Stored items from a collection
_ _ _ _

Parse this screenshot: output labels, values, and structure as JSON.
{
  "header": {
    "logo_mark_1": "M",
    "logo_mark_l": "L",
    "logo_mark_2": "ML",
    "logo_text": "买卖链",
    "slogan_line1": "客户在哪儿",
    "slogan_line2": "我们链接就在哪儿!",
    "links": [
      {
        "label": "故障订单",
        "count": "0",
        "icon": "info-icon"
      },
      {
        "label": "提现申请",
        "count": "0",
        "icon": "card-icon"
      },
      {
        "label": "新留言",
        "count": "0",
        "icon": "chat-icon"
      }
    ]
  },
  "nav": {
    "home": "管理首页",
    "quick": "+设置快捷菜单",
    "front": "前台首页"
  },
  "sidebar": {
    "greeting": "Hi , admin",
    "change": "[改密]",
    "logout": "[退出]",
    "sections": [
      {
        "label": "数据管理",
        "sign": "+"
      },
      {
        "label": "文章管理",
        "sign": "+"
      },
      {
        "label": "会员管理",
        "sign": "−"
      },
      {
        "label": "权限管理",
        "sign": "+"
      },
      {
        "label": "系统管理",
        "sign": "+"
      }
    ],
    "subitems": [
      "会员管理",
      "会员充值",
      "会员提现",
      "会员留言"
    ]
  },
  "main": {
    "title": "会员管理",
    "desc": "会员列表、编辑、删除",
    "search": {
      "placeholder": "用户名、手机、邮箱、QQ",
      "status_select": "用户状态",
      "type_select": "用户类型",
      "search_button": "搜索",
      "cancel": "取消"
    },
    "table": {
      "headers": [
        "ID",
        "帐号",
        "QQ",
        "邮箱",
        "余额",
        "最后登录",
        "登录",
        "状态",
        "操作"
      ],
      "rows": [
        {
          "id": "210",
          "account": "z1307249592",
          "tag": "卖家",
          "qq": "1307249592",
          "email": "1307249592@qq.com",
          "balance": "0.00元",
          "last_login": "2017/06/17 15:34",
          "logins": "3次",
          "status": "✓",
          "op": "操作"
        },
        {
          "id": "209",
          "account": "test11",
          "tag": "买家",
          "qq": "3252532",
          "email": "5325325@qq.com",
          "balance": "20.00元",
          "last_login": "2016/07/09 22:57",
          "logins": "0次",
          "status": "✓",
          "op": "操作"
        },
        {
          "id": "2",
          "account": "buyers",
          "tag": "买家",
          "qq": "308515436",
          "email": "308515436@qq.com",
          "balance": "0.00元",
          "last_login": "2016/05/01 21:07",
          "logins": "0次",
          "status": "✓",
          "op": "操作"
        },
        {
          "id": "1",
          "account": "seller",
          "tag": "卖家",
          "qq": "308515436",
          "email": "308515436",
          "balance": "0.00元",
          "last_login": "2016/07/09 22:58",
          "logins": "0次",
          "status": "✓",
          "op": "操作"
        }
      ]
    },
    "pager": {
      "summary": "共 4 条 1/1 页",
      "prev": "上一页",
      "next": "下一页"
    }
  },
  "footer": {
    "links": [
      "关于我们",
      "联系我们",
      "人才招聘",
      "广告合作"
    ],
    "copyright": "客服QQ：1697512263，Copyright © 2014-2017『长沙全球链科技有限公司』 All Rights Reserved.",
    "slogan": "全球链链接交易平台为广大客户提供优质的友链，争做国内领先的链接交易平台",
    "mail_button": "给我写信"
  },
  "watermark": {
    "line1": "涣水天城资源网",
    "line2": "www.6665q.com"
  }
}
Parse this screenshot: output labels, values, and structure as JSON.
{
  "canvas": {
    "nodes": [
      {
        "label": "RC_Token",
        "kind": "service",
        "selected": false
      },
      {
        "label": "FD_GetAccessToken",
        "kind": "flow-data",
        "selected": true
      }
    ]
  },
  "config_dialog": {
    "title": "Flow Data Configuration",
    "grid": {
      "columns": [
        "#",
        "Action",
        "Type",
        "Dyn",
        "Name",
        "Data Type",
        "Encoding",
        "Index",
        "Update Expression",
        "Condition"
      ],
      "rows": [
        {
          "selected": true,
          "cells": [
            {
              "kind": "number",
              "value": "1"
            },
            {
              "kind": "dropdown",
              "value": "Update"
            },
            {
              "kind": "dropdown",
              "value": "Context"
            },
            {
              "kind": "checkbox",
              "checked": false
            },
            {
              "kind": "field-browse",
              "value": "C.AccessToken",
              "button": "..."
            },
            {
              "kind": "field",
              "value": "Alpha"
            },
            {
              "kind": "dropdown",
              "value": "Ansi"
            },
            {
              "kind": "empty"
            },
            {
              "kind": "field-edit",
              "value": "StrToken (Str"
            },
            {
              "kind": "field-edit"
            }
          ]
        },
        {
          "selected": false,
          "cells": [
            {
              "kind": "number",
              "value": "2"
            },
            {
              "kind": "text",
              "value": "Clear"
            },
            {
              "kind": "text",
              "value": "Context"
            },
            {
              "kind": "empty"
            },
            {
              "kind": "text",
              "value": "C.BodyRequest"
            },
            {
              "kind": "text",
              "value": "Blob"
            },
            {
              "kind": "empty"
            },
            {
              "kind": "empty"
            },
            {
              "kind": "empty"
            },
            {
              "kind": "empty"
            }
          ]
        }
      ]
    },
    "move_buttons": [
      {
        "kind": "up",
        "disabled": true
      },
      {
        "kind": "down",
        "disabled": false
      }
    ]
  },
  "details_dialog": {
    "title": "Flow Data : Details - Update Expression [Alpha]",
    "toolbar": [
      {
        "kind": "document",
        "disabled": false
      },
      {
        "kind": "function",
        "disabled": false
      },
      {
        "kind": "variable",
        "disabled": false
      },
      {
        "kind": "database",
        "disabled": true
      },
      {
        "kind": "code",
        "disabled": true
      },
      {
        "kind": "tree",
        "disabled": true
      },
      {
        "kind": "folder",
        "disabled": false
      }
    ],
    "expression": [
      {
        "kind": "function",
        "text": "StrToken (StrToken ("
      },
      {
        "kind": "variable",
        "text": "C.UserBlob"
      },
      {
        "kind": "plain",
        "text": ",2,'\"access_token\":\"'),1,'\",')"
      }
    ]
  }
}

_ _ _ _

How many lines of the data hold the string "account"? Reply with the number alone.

#### Exercise result
4